Aug 17, 2012 · 2 minutes

While Twitter continues to piss off developers and add to the confusion around its API terms of use, some developers are pressing on with social readers in an attempt to improve the tweet-reading experience. A couple of weeks ago, I covered Slices, which lets users customize their tweet streams. And now, from Russia, comes a competitor: Relevance.

While Slices is focused squarely on Twitter, Relevance also grabs feeds from Facebook. It then relies on a series of algorithms to sort content according to what is most relevant to you, and how much time you have to read it.

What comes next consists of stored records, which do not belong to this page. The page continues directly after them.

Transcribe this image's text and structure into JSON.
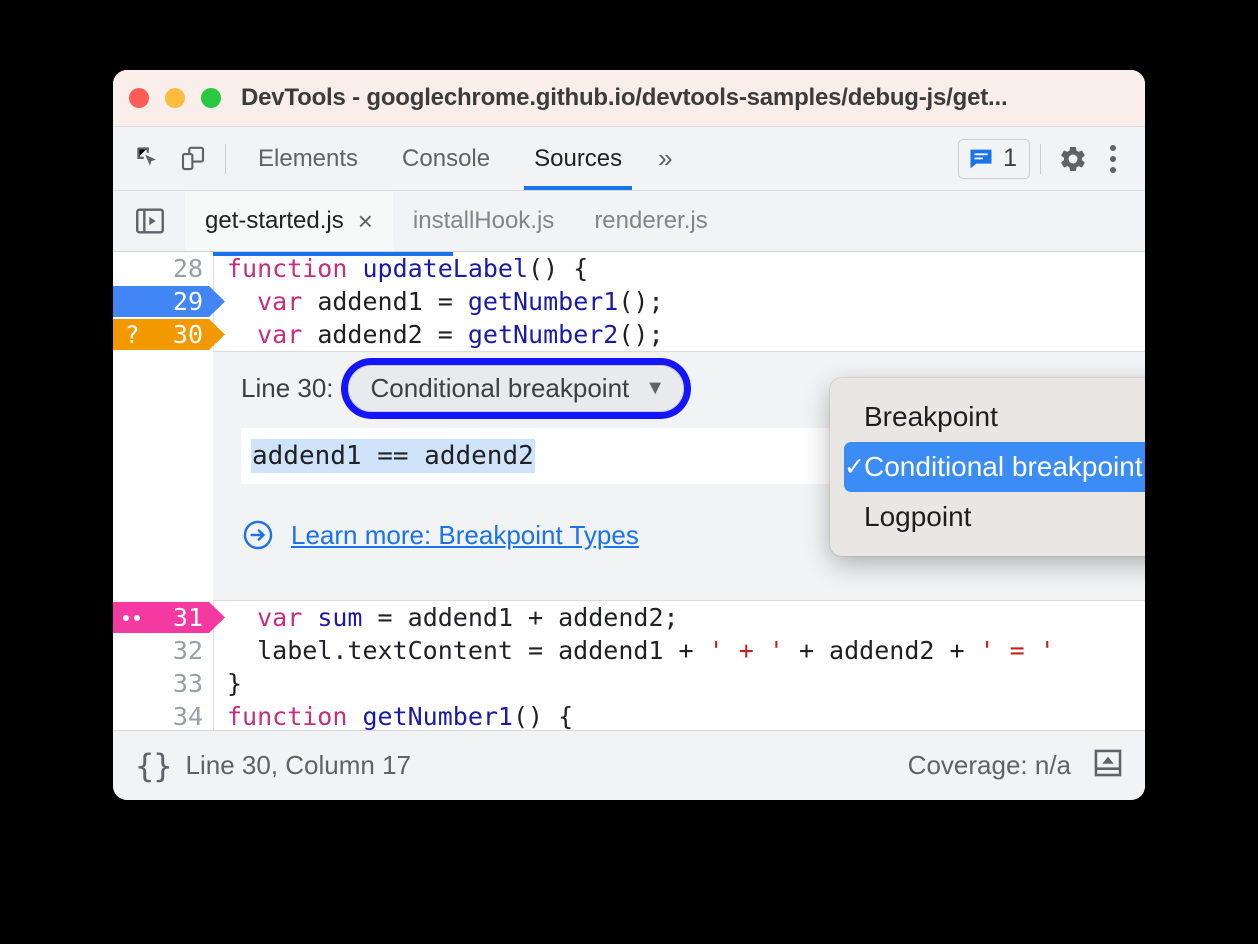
{
  "window": {
    "title": "DevTools - googlechrome.github.io/devtools-samples/debug-js/get...",
    "traffic_lights": [
      "close",
      "minimize",
      "maximize"
    ],
    "colors": {
      "red": "#fc5d55",
      "yellow": "#fdbc40",
      "green": "#28c840",
      "titlebar_bg": "#faeeea"
    }
  },
  "toolbar": {
    "inspect_icon": "inspect-element-icon",
    "device_icon": "device-toolbar-icon",
    "panels": [
      {
        "label": "Elements",
        "active": false
      },
      {
        "label": "Console",
        "active": false
      },
      {
        "label": "Sources",
        "active": true
      }
    ],
    "overflow_label": "»",
    "message_count": "1",
    "message_icon": "console-message-icon",
    "settings_icon": "gear-icon",
    "more_icon": "kebab-menu-icon",
    "accent": "#1a73e8"
  },
  "file_tabs": {
    "navigator_icon": "show-navigator-icon",
    "items": [
      {
        "label": "get-started.js",
        "active": true,
        "closable": true,
        "close_glyph": "×"
      },
      {
        "label": "installHook.js",
        "active": false,
        "closable": false
      },
      {
        "label": "renderer.js",
        "active": false,
        "closable": false
      }
    ]
  },
  "editor": {
    "lines": [
      {
        "number": "28",
        "marker": "none",
        "tokens": [
          {
            "t": "function ",
            "c": "kw"
          },
          {
            "t": "updateLabel",
            "c": "fn"
          },
          {
            "t": "() {",
            "c": "plain"
          }
        ]
      },
      {
        "number": "29",
        "marker": "breakpoint",
        "marker_color": "#4285f4",
        "marker_glyph": "",
        "tokens": [
          {
            "t": "  ",
            "c": "plain"
          },
          {
            "t": "var ",
            "c": "kw"
          },
          {
            "t": "addend1 = ",
            "c": "plain"
          },
          {
            "t": "getNumber1",
            "c": "fn"
          },
          {
            "t": "();",
            "c": "plain"
          }
        ]
      },
      {
        "number": "30",
        "marker": "conditional-breakpoint",
        "marker_color": "#f29900",
        "marker_glyph": "?",
        "tokens": [
          {
            "t": "  ",
            "c": "plain"
          },
          {
            "t": "var ",
            "c": "kw"
          },
          {
            "t": "addend2 = ",
            "c": "plain"
          },
          {
            "t": "getNumber2",
            "c": "fn"
          },
          {
            "t": "();",
            "c": "plain"
          }
        ]
      },
      {
        "number": "31",
        "marker": "logpoint",
        "marker_color": "#f439a0",
        "marker_glyph": "..",
        "tokens": [
          {
            "t": "  ",
            "c": "plain"
          },
          {
            "t": "var ",
            "c": "kw"
          },
          {
            "t": "sum",
            "c": "fn"
          },
          {
            "t": " = addend1 + addend2;",
            "c": "plain"
          }
        ]
      },
      {
        "number": "32",
        "marker": "none",
        "tokens": [
          {
            "t": "  label.textContent = addend1 + ",
            "c": "plain"
          },
          {
            "t": "' + '",
            "c": "str"
          },
          {
            "t": " + addend2 + ",
            "c": "plain"
          },
          {
            "t": "' = '",
            "c": "str"
          }
        ]
      },
      {
        "number": "33",
        "marker": "none",
        "tokens": [
          {
            "t": "}",
            "c": "plain"
          }
        ]
      },
      {
        "number": "34",
        "marker": "none",
        "tokens": [
          {
            "t": "function ",
            "c": "kw"
          },
          {
            "t": "getNumber1",
            "c": "fn"
          },
          {
            "t": "() {",
            "c": "plain"
          }
        ]
      }
    ]
  },
  "breakpoint_editor": {
    "line_label": "Line 30:",
    "select_value": "Conditional breakpoint",
    "select_caret": "▼",
    "condition_value": "addend1 == addend2",
    "condition_selected": true,
    "learn_icon": "arrow-right-circle-icon",
    "learn_label": "Learn more: Breakpoint Types",
    "focus_ring_color": "#1414ff"
  },
  "dropdown": {
    "items": [
      {
        "label": "Breakpoint",
        "selected": false
      },
      {
        "label": "Conditional breakpoint",
        "selected": true,
        "check": "✓"
      },
      {
        "label": "Logpoint",
        "selected": false
      }
    ],
    "highlight_color": "#3b8cf4",
    "menu_bg": "#e9e6e4"
  },
  "statusbar": {
    "pretty_print_icon": "{}",
    "cursor_position": "Line 30, Column 17",
    "coverage": "Coverage: n/a",
    "drawer_icon": "show-drawer-icon"
  }
}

To automatically sort content, Relevance analyzes your social graph, the characteristics of each message in your social streams, and the popularity of the authors. You don't need to do any work. For each tweet or status update, the app studies how many friends or follows you have in common with an author, how many likes, comments, replies, and retweets each message has attracted, and how many friends and followers authors have. The tweets that are then deemed most relevant get placed at the front of the queue.

Unlike traditional typical clients that ask users to scroll down, Relevance presents one message per screen. You can flip through the messages one by one and preview linked content within each frame.

By clicking on a page-turn graphic in the bottom-right-hand corner, you can set how much time you have to read the messages. The less time you have, the more strict Relevance will apply its rules to the content sorting, so you can be sure you’re getting only the best stuff in the time you have available. To help make the experience even more relevant, you can mark messages as boring, upvote or downvote particular authors or posts, or mute them entirely. The app updates its data every time you refresh your feed.

Relevance looks beautiful, but it can be a little difficult to figure out. I took me a while to realize that I could drag a message partly across the screen to align with a menu item that would rate its importance (ie, boring, upvote, or downvote). And even though I was on a relatively stable wifi connection, switching between messages was cumbersome, with a detectable drag.

I do like the ability to preview linked content – such as YouTube videos, news articles, or images – without having to click on a link within a message, and the app shows the potential of auto-analyzing tweets and Facebook updates in ways that could prove very useful. Plus, the price is right: the app is free.

Relevance was created by St Petersburg-based company i-Free, a games and mobile apps developer. Its other apps include budget-tracking tool CoinKeeper and supermarket shopping assistant Grocery Mate.

The company’s managing director, Kirill Petrov, says the idea behind Relevance “takes into account a user’s social graph along with the characteristics of messages to deliver information they want and not just what’s next.”

It’s not clear how the company plans to make money from the app, and it may indeed ultimately fall foul of Twitter’s terms of use, which seem to make life difficult for companies that have built Twitter clients. If Twitter decides that i-Free is presenting its timeline in a way that breaches its idea of how tweets should be displayed, this app could fast fall into irrelevance. So if you’re interested, you better get in quick.